Hall also said that when he takes his Hornet friends flying in a two-seat Extra he asks them to fly a roll and they struggle to get their timing right. "They always under roll. That's because they take the aileron out with about 60 degrees to run and it's very hard for them to drive their hand to maintain the roll as they're not used to having something stop so quick. They can also over-G the raceplane because they're not used to the onset rate," he explained.
Murphy explained why jets need 'help' with the controls. "A military jet is so heavy, and the aerodynamic loads on the control surfaces are so huge at high speed, that the controls would be impossible to move by physical effort alone. So the control surfaces are moved by hydraulics (generally by a fly-by-wire system) and then the aerodynamic load is 'simulated' to the pilot by an artificial feel system - so the feedback is nowhere near as real as in the raceplane. In most cases, a military jet's computer will limit the pilot's input if it thinks it might put it outside of the safe flight envelope - we don't have anything like that on the race plane so the pilot is truly in charge!"
For any motorsport athlete 'feel' of the machine is exceptionally important. The raceplanes are direct connect, "Which means no matter what I do with my hands on the control stick, it will directly affect how the control surfaces move in the air," said Hall. "So I feel the air loading on the control surfaces through the stick in my fingers and I can feel the aircraft. The more modern jets are all fly-by-wire, so there is a more synthetic feel through the stick. The stick is just being used as a traditional type of controller, you tell the computer where you want to go and the computer decides the most effective use of controls to get that way. So you're not finessing the aircraft, you don't have that raw connection," he explained.
Although they are both flying machines, Murphy knows they have completely different roles to play and as such have to be flown differently: "The job of flying a military fast jet is actually more about 'operating' it than 'flying' it – operating the weapon systems, self-defence suite, navigation systems, reconnaissance systems, etc. The aim is to put bombs on target – the flying is only one part of it. Having said that, a lot of what I learned flying the Harrier at high speed and low level is applicable in the Air Race. And certainly flying in the Red Arrows gave me a lot of experience operating at the limits of the aircraft close to the ground – whilst thinking about wind, terrain, crowd safety, etc."
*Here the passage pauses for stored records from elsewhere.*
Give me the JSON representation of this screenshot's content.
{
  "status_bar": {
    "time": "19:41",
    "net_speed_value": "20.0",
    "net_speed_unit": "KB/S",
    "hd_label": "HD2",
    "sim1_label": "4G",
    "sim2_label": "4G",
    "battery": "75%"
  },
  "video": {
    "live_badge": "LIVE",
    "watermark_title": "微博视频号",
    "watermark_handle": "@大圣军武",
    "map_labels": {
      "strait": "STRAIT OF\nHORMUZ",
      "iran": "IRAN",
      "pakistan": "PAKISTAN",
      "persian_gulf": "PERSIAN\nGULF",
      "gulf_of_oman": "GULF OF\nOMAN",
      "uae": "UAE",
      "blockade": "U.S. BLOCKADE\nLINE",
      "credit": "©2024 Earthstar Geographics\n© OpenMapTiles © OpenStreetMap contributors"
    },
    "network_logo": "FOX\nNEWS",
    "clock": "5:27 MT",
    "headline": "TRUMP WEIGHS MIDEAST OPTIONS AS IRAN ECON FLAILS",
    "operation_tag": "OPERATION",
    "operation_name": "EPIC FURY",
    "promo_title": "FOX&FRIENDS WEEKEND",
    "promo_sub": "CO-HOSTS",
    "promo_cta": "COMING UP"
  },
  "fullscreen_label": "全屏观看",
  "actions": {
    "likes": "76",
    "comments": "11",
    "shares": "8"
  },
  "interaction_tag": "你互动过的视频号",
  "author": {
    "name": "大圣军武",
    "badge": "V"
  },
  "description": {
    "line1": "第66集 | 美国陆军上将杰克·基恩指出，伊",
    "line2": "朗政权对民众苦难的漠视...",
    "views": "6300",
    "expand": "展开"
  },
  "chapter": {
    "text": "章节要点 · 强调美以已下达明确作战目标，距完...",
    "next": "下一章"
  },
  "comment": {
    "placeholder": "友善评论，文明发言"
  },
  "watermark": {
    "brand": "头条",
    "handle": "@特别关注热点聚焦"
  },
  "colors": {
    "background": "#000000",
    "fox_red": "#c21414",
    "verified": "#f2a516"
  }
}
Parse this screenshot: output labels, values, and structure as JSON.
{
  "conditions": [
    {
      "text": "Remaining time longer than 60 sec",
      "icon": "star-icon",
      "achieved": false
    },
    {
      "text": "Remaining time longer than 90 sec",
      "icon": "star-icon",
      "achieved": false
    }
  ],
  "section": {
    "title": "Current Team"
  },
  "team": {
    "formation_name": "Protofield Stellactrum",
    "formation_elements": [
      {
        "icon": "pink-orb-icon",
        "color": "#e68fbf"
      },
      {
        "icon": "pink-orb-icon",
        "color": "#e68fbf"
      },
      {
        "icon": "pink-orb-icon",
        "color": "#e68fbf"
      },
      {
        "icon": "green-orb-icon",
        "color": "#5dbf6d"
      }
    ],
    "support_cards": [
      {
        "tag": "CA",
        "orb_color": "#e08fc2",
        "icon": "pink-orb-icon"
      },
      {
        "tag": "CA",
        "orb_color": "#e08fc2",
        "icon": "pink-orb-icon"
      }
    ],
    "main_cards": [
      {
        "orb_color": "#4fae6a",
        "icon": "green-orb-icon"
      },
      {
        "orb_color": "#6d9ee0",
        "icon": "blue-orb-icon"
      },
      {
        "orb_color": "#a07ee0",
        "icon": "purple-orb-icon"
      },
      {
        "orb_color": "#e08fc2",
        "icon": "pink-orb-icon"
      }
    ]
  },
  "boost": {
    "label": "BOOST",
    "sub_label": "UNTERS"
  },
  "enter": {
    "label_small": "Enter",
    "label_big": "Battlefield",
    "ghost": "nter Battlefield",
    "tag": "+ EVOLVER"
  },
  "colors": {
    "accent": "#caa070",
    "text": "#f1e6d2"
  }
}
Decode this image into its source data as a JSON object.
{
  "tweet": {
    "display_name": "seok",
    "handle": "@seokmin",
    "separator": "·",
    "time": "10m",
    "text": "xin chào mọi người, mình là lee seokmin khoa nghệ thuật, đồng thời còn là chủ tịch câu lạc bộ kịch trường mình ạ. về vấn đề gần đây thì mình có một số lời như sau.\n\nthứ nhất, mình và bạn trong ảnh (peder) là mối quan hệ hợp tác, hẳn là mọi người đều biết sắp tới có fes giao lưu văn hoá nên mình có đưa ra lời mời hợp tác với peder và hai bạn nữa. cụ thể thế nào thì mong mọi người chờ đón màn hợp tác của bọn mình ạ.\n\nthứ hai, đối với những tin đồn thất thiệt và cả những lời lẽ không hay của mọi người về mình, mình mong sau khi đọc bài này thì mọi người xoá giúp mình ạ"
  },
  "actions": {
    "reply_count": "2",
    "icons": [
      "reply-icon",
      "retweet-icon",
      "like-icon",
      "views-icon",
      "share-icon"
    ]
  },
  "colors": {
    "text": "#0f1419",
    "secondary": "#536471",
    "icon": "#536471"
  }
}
You might be surprised to hear that a raceplane is a lot nosier than a jet. "The loudest thing is the air conditioning. Every pilot in the Air Race will have a headset with noise cancelling features," Hall said. "The jet has better visibility – they're designed for you to be looking at what's going on around you. And the raceplane is designed to be as clean and light as possible and you only need to look out the front to see the next pylons. In a jet you also have a lot more instruments and a lot more to operate, where in a raceplane you set it up for when you're in the track, but once you're in there, you're not doing any systems management you are just purely flying the aircraft!" Hall added.
Murphy is only in his first season as a Master Class pilot and has only raced his Edge 540 once, but it has already found a place in his heart. "I'm extremely lucky to have experienced both types of flying – but for me, piloting the raceplane is as close to 'raw' piloting as you can get. And as someone who loves to fly, that wins hands down!" Murphy concluded.
Both Hall and Murphy will be taking on the 12 other Master Class pilots next week in Cannes on 20-22 April. Watch them put their air force skills in action by getting your tickets HERE.